- _Problem description_: Copy every line from the records below that holds the word "text".

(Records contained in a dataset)
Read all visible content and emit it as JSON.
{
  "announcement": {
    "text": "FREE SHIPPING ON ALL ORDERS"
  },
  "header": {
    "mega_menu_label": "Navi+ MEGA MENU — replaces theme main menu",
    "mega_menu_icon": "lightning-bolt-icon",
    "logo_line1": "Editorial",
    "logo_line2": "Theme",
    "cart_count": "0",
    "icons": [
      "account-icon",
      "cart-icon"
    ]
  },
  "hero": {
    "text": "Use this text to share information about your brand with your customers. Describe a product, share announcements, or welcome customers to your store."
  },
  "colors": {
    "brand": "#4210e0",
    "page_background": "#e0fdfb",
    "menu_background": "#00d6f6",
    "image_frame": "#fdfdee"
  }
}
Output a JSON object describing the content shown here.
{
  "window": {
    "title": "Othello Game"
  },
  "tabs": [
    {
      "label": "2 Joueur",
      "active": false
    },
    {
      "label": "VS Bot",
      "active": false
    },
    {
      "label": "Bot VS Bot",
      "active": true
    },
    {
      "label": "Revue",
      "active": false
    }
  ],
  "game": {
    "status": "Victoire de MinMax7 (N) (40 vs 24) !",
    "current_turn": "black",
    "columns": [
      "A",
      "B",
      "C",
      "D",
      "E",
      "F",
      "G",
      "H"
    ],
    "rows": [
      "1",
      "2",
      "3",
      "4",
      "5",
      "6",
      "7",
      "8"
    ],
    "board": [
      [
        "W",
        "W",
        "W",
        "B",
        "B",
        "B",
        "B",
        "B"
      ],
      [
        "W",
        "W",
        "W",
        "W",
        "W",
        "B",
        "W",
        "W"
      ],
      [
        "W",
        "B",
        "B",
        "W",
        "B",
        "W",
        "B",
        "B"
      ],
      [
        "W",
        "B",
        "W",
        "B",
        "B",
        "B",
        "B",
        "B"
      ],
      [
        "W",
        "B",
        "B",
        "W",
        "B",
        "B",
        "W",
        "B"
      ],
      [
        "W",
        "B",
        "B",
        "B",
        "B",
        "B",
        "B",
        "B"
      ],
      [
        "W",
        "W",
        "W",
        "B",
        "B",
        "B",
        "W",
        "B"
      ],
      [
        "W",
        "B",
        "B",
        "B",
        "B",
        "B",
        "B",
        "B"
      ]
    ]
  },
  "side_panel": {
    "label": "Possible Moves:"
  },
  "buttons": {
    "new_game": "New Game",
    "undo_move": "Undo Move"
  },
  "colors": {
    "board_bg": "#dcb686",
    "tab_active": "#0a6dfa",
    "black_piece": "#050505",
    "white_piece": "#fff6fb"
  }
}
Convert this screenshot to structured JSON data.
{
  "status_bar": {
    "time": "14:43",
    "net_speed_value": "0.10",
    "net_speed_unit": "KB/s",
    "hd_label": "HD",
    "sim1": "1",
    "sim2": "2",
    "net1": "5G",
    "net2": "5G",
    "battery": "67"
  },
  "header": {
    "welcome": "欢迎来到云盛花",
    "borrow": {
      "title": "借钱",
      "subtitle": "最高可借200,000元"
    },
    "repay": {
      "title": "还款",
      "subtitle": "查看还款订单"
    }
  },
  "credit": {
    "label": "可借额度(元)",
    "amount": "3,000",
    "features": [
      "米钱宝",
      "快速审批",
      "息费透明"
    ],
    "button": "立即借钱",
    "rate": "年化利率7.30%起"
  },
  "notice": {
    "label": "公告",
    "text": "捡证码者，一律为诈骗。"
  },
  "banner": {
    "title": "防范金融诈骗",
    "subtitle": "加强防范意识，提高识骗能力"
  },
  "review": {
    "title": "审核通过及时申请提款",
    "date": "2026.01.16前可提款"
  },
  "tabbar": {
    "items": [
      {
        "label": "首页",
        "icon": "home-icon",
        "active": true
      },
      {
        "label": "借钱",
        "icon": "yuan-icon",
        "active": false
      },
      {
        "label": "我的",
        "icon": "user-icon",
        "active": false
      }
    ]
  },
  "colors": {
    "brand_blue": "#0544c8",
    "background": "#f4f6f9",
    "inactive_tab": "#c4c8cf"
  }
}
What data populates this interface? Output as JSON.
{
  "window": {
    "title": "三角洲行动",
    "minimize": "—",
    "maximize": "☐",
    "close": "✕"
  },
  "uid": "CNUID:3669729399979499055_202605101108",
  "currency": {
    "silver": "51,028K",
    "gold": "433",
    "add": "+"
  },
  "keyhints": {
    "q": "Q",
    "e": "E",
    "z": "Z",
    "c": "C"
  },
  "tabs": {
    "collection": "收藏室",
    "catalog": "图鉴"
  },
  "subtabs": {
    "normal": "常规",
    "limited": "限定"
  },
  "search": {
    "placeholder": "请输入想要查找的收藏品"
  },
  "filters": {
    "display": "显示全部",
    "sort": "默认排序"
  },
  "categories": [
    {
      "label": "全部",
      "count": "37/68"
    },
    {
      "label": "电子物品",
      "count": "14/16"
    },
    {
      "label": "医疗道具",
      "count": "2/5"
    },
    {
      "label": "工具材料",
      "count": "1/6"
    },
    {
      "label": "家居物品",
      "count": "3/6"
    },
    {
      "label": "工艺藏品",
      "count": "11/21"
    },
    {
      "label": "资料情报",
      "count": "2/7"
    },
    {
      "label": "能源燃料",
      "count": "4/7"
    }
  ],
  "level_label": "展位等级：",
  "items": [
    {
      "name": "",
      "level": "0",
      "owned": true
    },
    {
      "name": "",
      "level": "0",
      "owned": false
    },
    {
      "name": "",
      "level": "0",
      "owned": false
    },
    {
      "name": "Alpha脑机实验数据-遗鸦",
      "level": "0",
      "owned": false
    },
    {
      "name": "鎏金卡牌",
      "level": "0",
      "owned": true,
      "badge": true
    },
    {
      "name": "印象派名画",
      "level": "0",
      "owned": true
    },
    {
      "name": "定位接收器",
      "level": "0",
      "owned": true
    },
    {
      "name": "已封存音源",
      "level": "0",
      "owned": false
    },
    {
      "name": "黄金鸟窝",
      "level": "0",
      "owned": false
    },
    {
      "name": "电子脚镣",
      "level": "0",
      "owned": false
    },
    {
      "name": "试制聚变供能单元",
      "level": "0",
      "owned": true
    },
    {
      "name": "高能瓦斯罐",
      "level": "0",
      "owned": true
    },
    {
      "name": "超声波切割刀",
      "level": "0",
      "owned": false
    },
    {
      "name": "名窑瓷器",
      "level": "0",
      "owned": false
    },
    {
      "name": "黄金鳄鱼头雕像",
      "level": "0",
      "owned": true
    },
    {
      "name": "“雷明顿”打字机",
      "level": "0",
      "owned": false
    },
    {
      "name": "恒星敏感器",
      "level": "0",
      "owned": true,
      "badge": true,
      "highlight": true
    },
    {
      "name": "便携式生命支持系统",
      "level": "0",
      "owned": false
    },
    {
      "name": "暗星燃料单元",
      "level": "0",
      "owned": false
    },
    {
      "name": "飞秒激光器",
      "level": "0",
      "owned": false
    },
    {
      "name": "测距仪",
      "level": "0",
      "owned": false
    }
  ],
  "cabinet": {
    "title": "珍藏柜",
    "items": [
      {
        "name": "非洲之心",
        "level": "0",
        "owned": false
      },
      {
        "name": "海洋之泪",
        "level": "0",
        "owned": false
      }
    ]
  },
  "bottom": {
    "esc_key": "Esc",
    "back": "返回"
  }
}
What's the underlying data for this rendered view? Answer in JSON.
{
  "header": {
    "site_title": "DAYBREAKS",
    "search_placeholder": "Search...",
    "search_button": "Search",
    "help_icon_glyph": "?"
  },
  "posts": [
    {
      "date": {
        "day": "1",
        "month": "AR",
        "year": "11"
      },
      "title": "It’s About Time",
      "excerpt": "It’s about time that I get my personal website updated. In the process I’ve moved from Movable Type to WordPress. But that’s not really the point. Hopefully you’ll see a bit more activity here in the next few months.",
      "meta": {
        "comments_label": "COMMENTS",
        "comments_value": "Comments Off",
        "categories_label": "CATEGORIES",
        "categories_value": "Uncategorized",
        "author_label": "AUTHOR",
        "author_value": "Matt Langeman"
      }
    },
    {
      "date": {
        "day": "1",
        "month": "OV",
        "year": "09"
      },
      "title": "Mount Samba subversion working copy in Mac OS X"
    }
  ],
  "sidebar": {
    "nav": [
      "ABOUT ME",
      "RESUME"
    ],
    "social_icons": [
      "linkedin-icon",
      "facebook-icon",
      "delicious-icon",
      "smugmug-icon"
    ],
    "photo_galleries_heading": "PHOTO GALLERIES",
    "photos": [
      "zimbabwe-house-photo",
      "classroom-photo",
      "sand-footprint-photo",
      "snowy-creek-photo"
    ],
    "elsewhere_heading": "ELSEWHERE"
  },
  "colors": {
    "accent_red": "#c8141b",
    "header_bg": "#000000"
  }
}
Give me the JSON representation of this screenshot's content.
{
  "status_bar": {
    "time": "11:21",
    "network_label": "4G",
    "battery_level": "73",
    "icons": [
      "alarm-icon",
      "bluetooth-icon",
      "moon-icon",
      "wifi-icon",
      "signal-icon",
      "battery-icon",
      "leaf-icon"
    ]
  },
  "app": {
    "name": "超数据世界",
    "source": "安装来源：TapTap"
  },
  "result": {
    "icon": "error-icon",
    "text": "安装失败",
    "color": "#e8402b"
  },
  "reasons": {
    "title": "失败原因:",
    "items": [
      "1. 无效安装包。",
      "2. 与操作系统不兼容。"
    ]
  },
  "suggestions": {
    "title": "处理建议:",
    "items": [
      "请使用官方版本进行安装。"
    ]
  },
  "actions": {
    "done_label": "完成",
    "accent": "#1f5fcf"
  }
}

- _Exercise answer_:
    "text": "FREE SHIPPING ON ALL ORDERS"
    "text": "Use this text to share information about your brand with your customers. Describe a product, share announcements, or welcome customers to your store."
    "text": "捡证码者，一律为诈骗。"
    "text": "安装失败",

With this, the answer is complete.